Entries from a dataset of interfaces
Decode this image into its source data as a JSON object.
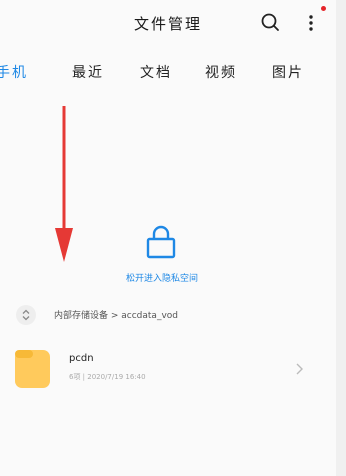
{
  "header": {
    "title": "文件管理",
    "icons": [
      "search-icon",
      "more-vertical-icon"
    ],
    "notification_dot_color": "#e5252a"
  },
  "tabs": [
    {
      "label": "手机",
      "active": true
    },
    {
      "label": "最近",
      "active": false
    },
    {
      "label": "文档",
      "active": false
    },
    {
      "label": "视频",
      "active": false
    },
    {
      "label": "图片",
      "active": false
    }
  ],
  "private_space": {
    "text": "松开进入隐私空间",
    "icon": "lock-icon"
  },
  "breadcrumb": {
    "path": "内部存储设备 > accdata_vod",
    "icon": "expand-collapse-icon"
  },
  "files": [
    {
      "name": "pcdn",
      "meta": "6项 | 2020/7/19 16:40",
      "icon": "folder-icon"
    }
  ],
  "colors": {
    "accent": "#1e88e5",
    "arrow": "#e53935",
    "folder": "#ffca5c"
  }
}
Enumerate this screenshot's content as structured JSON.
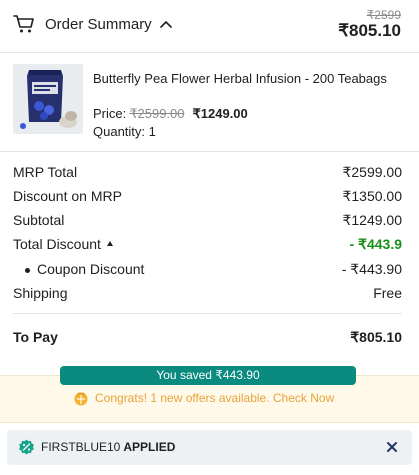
{
  "header": {
    "title": "Order Summary",
    "original_total": "₹2599",
    "total": "₹805.10"
  },
  "product": {
    "name": "Butterfly Pea Flower Herbal Infusion - 200 Teabags",
    "price_label": "Price:",
    "mrp": "₹2599.00",
    "price": "₹1249.00",
    "quantity": "Quantity: 1"
  },
  "summary": {
    "mrp_total": {
      "label": "MRP Total",
      "value": "₹2599.00"
    },
    "discount_mrp": {
      "label": "Discount on MRP",
      "value": "₹1350.00"
    },
    "subtotal": {
      "label": "Subtotal",
      "value": "₹1249.00"
    },
    "total_discount": {
      "label": "Total Discount",
      "value": "- ₹443.9"
    },
    "coupon_discount": {
      "label": "Coupon Discount",
      "value": "- ₹443.90"
    },
    "shipping": {
      "label": "Shipping",
      "value": "Free"
    },
    "to_pay": {
      "label": "To Pay",
      "value": "₹805.10"
    }
  },
  "offers": {
    "saved": "You saved ₹443.90",
    "congrats": "Congrats! 1 new offers available. Check Now"
  },
  "coupon": {
    "code": "FIRSTBLUE10",
    "status": "APPLIED"
  },
  "colors": {
    "accent_teal": "#0b8a7f",
    "discount_green": "#1a8f1a",
    "offer_orange": "#e7a33a"
  }
}
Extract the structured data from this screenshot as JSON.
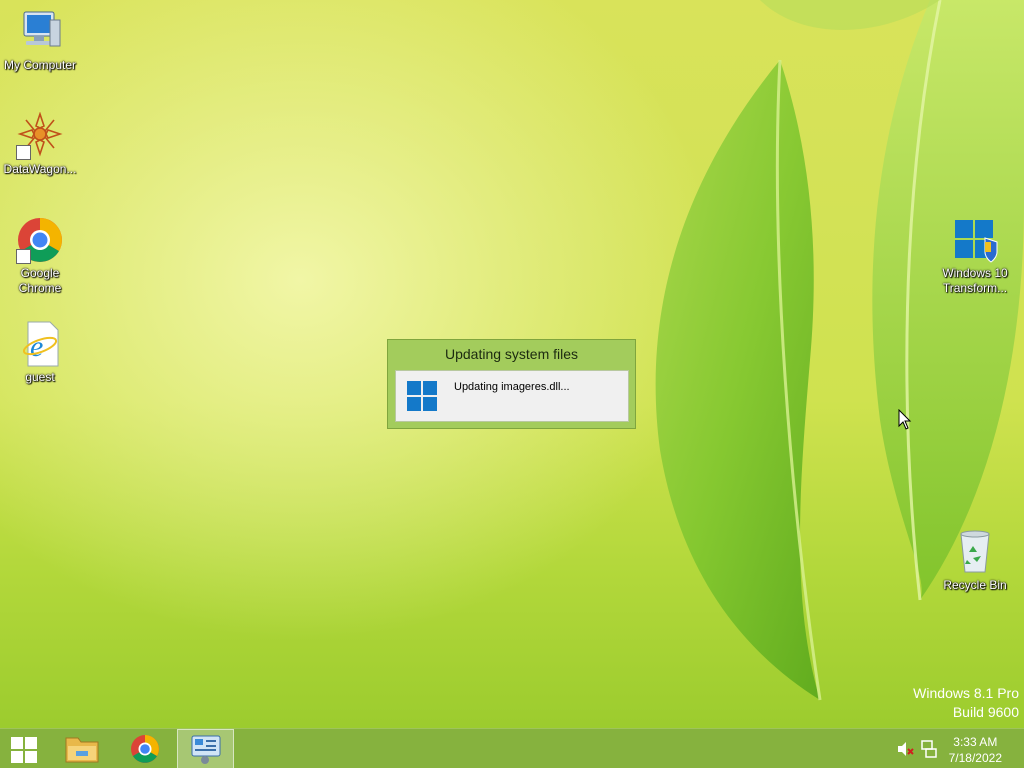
{
  "desktop": {
    "icons": [
      {
        "label": "My Computer"
      },
      {
        "label": "DataWagon..."
      },
      {
        "label": "Google Chrome"
      },
      {
        "label": "guest"
      },
      {
        "label": "Windows 10 Transform..."
      },
      {
        "label": "Recycle Bin"
      }
    ],
    "watermark": {
      "edition": "Windows 8.1 Pro",
      "build": "Build 9600"
    }
  },
  "dialog": {
    "title": "Updating system files",
    "message": "Updating imageres.dll..."
  },
  "taskbar": {
    "buttons": [
      {
        "icon": "start-icon"
      },
      {
        "icon": "file-explorer-icon"
      },
      {
        "icon": "chrome-icon"
      },
      {
        "icon": "control-panel-icon",
        "active": true
      }
    ],
    "tray": {
      "volume_icon": "volume-muted-icon",
      "network_icon": "network-icon",
      "time": "3:33 AM",
      "date": "7/18/2022"
    }
  },
  "colors": {
    "taskbar": "#86b23e",
    "dialog_frame": "#a3cc5c",
    "windows_blue": "#1479c9"
  }
}
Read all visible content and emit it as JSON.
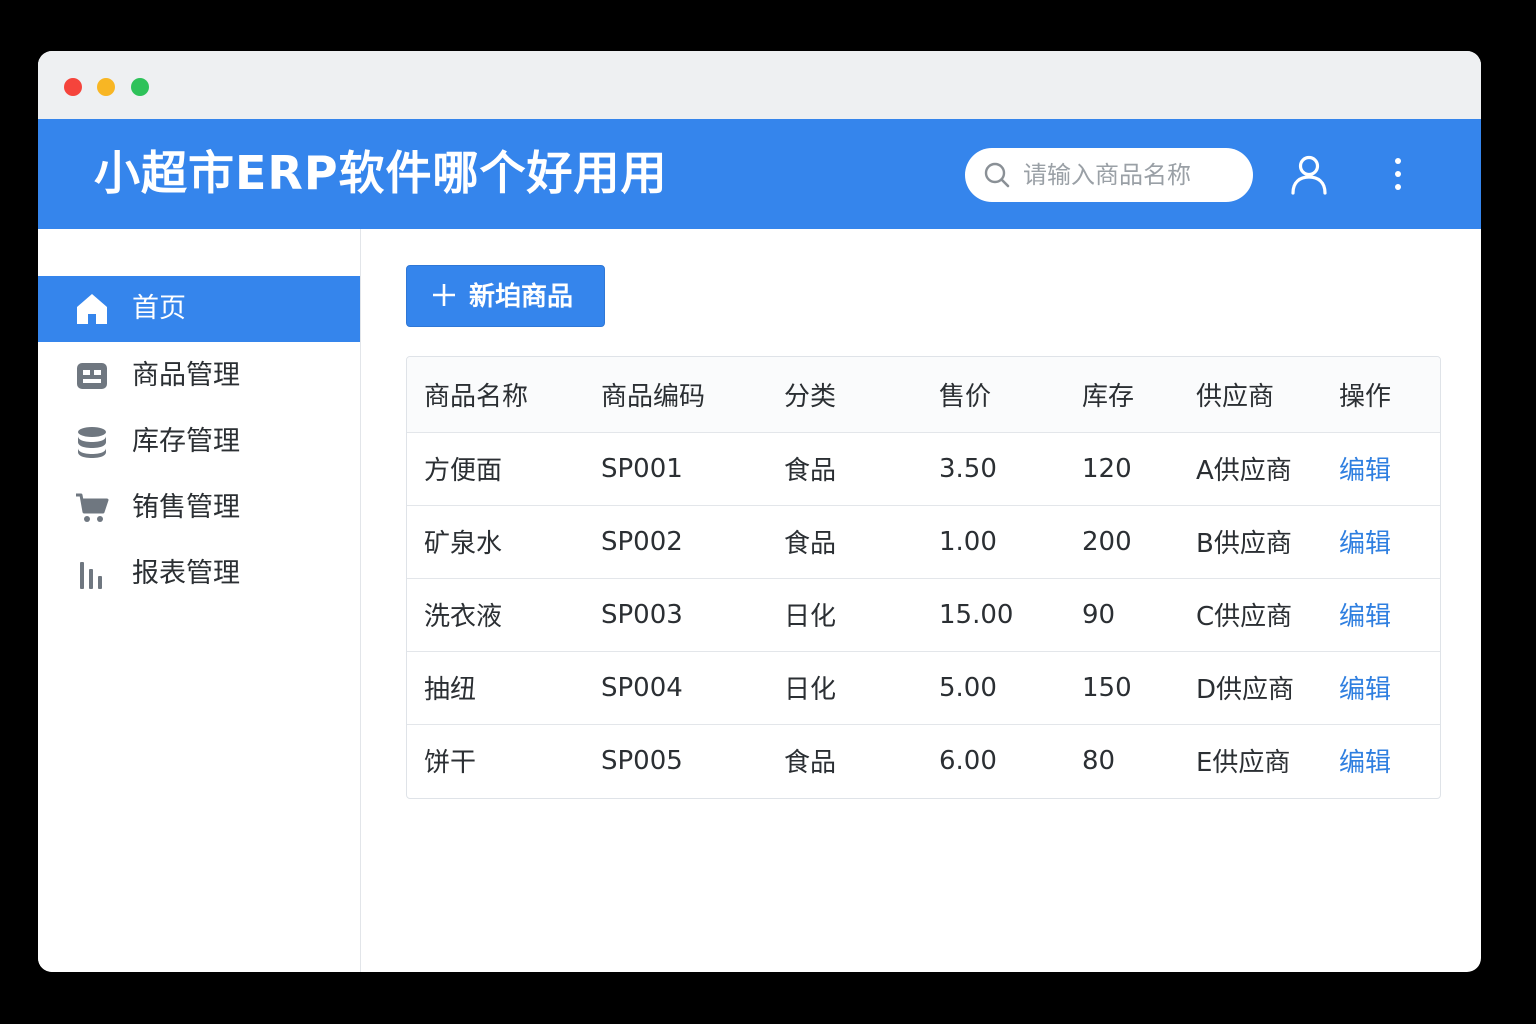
{
  "header": {
    "title": "小超市ERP软件哪个好用用",
    "search_placeholder": "请输入商品名称",
    "icons": [
      "search-icon",
      "user-icon",
      "more-vertical-icon"
    ]
  },
  "colors": {
    "accent": "#3585ec",
    "link": "#2f7fe0",
    "titlebar": "#eef0f2"
  },
  "sidebar": {
    "items": [
      {
        "label": "首页",
        "icon": "home-icon",
        "active": true
      },
      {
        "label": "商品管理",
        "icon": "product-box-icon",
        "active": false
      },
      {
        "label": "库存管理",
        "icon": "database-stack-icon",
        "active": false
      },
      {
        "label": "铕售管理",
        "icon": "cart-icon",
        "active": false
      },
      {
        "label": "报表管理",
        "icon": "bar-chart-icon",
        "active": false
      }
    ]
  },
  "toolbar": {
    "add_label": "新垍商品"
  },
  "table": {
    "columns": [
      "商品名称",
      "商品编码",
      "分类",
      "售价",
      "库存",
      "供应商",
      "操作"
    ],
    "rows": [
      [
        "方便面",
        "SP001",
        "食品",
        "3.50",
        "120",
        "A供应商",
        "编辑"
      ],
      [
        "矿泉水",
        "SP002",
        "食品",
        "1.00",
        "200",
        "B供应商",
        "编辑"
      ],
      [
        "洗衣液",
        "SP003",
        "日化",
        "15.00",
        "90",
        "C供应商",
        "编辑"
      ],
      [
        "抽纽",
        "SP004",
        "日化",
        "5.00",
        "150",
        "D供应商",
        "编辑"
      ],
      [
        "饼干",
        "SP005",
        "食品",
        "6.00",
        "80",
        "E供应商",
        "编辑"
      ]
    ]
  }
}
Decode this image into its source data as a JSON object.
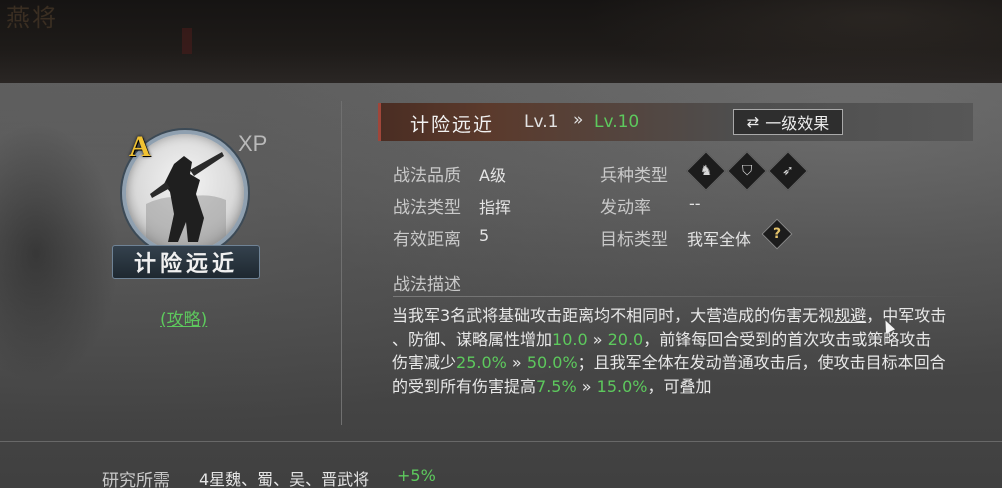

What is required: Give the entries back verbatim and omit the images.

Written response:
Decode this image into its source data as a JSON object.
{
  "header": {
    "title": "文件管理",
    "icons": [
      "search-icon",
      "more-vertical-icon"
    ],
    "notification_dot_color": "#e5252a"
  },
  "tabs": [
    {
      "label": "手机",
      "active": true
    },
    {
      "label": "最近",
      "active": false
    },
    {
      "label": "文档",
      "active": false
    },
    {
      "label": "视频",
      "active": false
    },
    {
      "label": "图片",
      "active": false
    }
  ],
  "private_space": {
    "text": "松开进入隐私空间",
    "icon": "lock-icon"
  },
  "breadcrumb": {
    "path": "内部存储设备 > accdata_vod",
    "icon": "expand-collapse-icon"
  },
  "files": [
    {
      "name": "pcdn",
      "meta": "6项 | 2020/7/19 16:40",
      "icon": "folder-icon"
    }
  ],
  "colors": {
    "accent": "#1e88e5",
    "arrow": "#e53935",
    "folder": "#ffca5c"
  }
}
Enumerate this screenshot's content as structured JSON.
{
  "header": {
    "title": "Order Summary",
    "original_total": "₹2599",
    "total": "₹805.10"
  },
  "product": {
    "name": "Butterfly Pea Flower Herbal Infusion - 200 Teabags",
    "price_label": "Price:",
    "mrp": "₹2599.00",
    "price": "₹1249.00",
    "quantity": "Quantity: 1"
  },
  "summary": {
    "mrp_total": {
      "label": "MRP Total",
      "value": "₹2599.00"
    },
    "discount_mrp": {
      "label": "Discount on MRP",
      "value": "₹1350.00"
    },
    "subtotal": {
      "label": "Subtotal",
      "value": "₹1249.00"
    },
    "total_discount": {
      "label": "Total Discount",
      "value": "- ₹443.9"
    },
    "coupon_discount": {
      "label": "Coupon Discount",
      "value": "- ₹443.90"
    },
    "shipping": {
      "label": "Shipping",
      "value": "Free"
    },
    "to_pay": {
      "label": "To Pay",
      "value": "₹805.10"
    }
  },
  "offers": {
    "saved": "You saved ₹443.90",
    "congrats": "Congrats! 1 new offers available. Check Now"
  },
  "coupon": {
    "code": "FIRSTBLUE10",
    "status": "APPLIED"
  },
  "colors": {
    "accent_teal": "#0b8a7f",
    "discount_green": "#1a8f1a",
    "offer_orange": "#e7a33a"
  }
}
Extract the structured data from this screenshot as JSON.
{
  "desktop": {
    "icons": [
      {
        "label": "My Computer"
      },
      {
        "label": "DataWagon..."
      },
      {
        "label": "Google Chrome"
      },
      {
        "label": "guest"
      },
      {
        "label": "Windows 10 Transform..."
      },
      {
        "label": "Recycle Bin"
      }
    ],
    "watermark": {
      "edition": "Windows 8.1 Pro",
      "build": "Build 9600"
    }
  },
  "dialog": {
    "title": "Updating system files",
    "message": "Updating imageres.dll..."
  },
  "taskbar": {
    "buttons": [
      {
        "icon": "start-icon"
      },
      {
        "icon": "file-explorer-icon"
      },
      {
        "icon": "chrome-icon"
      },
      {
        "icon": "control-panel-icon",
        "active": true
      }
    ],
    "tray": {
      "volume_icon": "volume-muted-icon",
      "network_icon": "network-icon",
      "time": "3:33 AM",
      "date": "7/18/2022"
    }
  },
  "colors": {
    "taskbar": "#86b23e",
    "dialog_frame": "#a3cc5c",
    "windows_blue": "#1479c9"
  }
}
Read all visible content and emit it as JSON.
{
  "header": {
    "title": "小超市ERP软件哪个好用用",
    "search_placeholder": "请输入商品名称",
    "icons": [
      "search-icon",
      "user-icon",
      "more-vertical-icon"
    ]
  },
  "colors": {
    "accent": "#3585ec",
    "link": "#2f7fe0",
    "titlebar": "#eef0f2"
  },
  "sidebar": {
    "items": [
      {
        "label": "首页",
        "icon": "home-icon",
        "active": true
      },
      {
        "label": "商品管理",
        "icon": "product-box-icon",
        "active": false
      },
      {
        "label": "库存管理",
        "icon": "database-stack-icon",
        "active": false
      },
      {
        "label": "铕售管理",
        "icon": "cart-icon",
        "active": false
      },
      {
        "label": "报表管理",
        "icon": "bar-chart-icon",
        "active": false
      }
    ]
  },
  "toolbar": {
    "add_label": "新垍商品"
  },
  "table": {
    "columns": [
      "商品名称",
      "商品编码",
      "分类",
      "售价",
      "库存",
      "供应商",
      "操作"
    ],
    "rows": [
      [
        "方便面",
        "SP001",
        "食品",
        "3.50",
        "120",
        "A供应商",
        "编辑"
      ],
      [
        "矿泉水",
        "SP002",
        "食品",
        "1.00",
        "200",
        "B供应商",
        "编辑"
      ],
      [
        "洗衣液",
        "SP003",
        "日化",
        "15.00",
        "90",
        "C供应商",
        "编辑"
      ],
      [
        "抽纽",
        "SP004",
        "日化",
        "5.00",
        "150",
        "D供应商",
        "编辑"
      ],
      [
        "饼干",
        "SP005",
        "食品",
        "6.00",
        "80",
        "E供应商",
        "编辑"
      ]
    ]
  }
}
Decode this image into its source data as a JSON object.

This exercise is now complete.